But low virus hospitalisations linked to Omicron spread
Mounting coronavirus infections are worrying health-sector administrators in St Elizabeth, but lower-than-average hospitalisations have given succour to western officials amid a wider bed crisis nationally.
Parish manager for the St Elizabeth Health Department, Sean Brissett, believes that the spike is linked to the highly transmissible Omicron variant.
On January 1, there were 32 persons in quarantine or isolation at home, Brissett said, but that number has ballooned to 625. Of that number, 382 are confirmed infections while 243 are contact-to-confirm cases.
Brissett disclosed that health workers at primary-care facilities have had to be reassigned to monitor the cases. There are more than 700 healthcare workers manning the Black River Hospital and health centres across the parish.
“Primary care is currently under siege because as members of staff, they have to be assigned to monitoring these patients,” Brissett told The Gleaner Thursday.
“We are also monitoring the contacts of these confirmed cases to make sure that we can cauterise the spread, although we are at community spread, we have to do what we have to do to make sure that it eases the burden of what is happening in the society,” he said.

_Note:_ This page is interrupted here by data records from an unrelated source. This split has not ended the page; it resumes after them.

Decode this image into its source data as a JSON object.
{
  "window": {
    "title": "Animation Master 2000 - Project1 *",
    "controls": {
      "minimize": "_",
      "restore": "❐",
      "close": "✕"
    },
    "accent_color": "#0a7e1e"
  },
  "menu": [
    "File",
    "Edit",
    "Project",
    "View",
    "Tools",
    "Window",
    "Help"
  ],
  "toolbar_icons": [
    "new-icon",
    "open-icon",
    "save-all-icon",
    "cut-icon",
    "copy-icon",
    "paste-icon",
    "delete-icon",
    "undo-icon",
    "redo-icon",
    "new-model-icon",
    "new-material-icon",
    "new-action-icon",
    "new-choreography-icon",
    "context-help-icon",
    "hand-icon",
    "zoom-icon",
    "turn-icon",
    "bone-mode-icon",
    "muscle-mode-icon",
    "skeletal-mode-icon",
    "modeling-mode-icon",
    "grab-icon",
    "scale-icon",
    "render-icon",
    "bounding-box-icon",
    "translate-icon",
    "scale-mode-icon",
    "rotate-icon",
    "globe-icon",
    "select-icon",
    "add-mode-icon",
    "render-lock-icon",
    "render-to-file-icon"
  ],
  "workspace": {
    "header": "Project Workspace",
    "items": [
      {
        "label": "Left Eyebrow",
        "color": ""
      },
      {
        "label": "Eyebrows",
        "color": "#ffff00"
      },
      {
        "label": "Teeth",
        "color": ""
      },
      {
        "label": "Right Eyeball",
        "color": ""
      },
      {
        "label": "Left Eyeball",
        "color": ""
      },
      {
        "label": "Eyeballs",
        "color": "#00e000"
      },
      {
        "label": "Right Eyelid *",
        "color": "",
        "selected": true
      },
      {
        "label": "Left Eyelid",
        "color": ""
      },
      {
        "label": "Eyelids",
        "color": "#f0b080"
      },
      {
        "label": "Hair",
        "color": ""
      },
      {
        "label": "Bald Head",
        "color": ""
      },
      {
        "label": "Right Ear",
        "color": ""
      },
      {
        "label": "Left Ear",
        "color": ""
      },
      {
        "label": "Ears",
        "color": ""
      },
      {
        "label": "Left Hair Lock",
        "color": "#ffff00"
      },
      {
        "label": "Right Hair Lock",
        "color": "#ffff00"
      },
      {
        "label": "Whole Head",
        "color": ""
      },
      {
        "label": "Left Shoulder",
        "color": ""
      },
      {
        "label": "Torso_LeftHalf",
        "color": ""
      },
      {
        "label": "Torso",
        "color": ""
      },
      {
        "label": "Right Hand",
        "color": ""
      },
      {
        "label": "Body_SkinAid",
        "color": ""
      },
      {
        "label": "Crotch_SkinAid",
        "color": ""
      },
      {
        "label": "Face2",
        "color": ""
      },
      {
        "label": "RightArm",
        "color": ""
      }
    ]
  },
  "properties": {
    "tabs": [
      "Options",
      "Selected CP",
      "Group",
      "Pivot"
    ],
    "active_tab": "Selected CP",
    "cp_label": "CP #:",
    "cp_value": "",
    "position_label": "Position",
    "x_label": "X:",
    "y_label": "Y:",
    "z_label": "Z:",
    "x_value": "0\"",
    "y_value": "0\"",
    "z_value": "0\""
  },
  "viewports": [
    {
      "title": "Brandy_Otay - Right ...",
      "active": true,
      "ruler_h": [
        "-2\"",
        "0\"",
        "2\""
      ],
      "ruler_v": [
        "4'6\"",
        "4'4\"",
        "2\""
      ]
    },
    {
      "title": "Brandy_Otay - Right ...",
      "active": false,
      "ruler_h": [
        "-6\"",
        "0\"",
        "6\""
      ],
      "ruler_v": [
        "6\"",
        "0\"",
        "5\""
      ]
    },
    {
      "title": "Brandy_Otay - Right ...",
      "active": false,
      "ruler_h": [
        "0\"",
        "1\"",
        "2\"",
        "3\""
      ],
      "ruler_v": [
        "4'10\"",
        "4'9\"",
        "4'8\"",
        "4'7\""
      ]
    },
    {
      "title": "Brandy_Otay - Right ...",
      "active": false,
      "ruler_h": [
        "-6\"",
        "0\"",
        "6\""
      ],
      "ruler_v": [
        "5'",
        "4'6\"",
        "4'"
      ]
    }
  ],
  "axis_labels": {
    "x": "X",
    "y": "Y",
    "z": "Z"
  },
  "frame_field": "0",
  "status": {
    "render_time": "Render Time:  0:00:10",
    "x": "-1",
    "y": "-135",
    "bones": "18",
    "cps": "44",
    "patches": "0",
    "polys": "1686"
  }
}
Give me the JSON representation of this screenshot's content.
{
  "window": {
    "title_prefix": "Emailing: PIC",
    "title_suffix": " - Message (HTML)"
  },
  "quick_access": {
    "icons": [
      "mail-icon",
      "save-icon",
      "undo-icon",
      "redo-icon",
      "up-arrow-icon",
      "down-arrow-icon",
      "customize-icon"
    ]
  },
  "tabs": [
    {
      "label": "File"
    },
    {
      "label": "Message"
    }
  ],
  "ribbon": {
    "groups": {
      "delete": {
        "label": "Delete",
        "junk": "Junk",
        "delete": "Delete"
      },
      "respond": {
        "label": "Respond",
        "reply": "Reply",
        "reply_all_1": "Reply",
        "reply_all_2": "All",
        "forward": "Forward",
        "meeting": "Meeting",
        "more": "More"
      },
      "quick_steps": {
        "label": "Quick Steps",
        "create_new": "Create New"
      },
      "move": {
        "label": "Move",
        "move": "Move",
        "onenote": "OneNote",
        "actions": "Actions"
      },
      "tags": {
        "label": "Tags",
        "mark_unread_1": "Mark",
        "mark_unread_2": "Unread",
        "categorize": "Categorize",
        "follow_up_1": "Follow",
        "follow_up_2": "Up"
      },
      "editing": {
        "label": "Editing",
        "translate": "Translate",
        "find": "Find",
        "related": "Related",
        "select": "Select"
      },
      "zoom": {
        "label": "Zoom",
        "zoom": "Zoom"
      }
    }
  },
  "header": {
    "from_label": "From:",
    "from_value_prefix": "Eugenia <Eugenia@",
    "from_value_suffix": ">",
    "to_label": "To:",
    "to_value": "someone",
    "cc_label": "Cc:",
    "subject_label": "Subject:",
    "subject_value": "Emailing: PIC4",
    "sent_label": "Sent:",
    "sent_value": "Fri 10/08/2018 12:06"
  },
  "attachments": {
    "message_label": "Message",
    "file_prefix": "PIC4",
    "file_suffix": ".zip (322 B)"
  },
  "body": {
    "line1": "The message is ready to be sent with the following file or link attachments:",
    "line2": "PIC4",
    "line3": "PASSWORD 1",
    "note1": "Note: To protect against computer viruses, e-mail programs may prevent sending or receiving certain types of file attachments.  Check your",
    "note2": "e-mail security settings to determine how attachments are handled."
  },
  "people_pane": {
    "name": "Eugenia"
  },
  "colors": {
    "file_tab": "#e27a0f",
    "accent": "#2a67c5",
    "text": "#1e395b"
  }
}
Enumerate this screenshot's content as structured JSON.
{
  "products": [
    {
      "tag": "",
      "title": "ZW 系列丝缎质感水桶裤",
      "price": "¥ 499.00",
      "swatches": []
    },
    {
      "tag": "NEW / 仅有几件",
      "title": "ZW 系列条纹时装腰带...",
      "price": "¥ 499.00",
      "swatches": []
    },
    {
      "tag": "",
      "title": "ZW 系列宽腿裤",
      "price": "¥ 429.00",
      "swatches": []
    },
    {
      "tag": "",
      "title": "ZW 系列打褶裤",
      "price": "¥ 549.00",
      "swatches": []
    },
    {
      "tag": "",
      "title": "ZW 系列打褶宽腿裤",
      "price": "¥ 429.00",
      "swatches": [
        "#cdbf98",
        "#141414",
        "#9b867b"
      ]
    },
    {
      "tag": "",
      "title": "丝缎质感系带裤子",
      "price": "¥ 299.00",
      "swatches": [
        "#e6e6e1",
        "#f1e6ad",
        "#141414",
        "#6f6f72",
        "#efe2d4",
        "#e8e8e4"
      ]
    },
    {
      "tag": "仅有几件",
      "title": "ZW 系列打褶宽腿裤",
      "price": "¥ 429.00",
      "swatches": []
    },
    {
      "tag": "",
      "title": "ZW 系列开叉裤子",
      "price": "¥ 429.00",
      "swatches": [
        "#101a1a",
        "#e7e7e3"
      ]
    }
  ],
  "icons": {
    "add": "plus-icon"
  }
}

Meanwhile, 15 health workers across the parish have tested positive for COVID-19.
Brissett noted, however, that this has not impacted operations at the Black River Hospital since the number of patients requiring hospitalisation was relatively low.
Black River Hospital has four confirmed infections and one suspected case, said Brissett.
“I think the fact that we have such a low occupancy level in the hospital, or COVID patients requiring hospitalisation, is due to the fact that the virus is not affecting people as seriously as in the past. We’re not getting people who are that sick,” said Brissett, attributing the trend to the Omicron variant, which scientists say is more contagious than Delta but less likely to cause severe illness.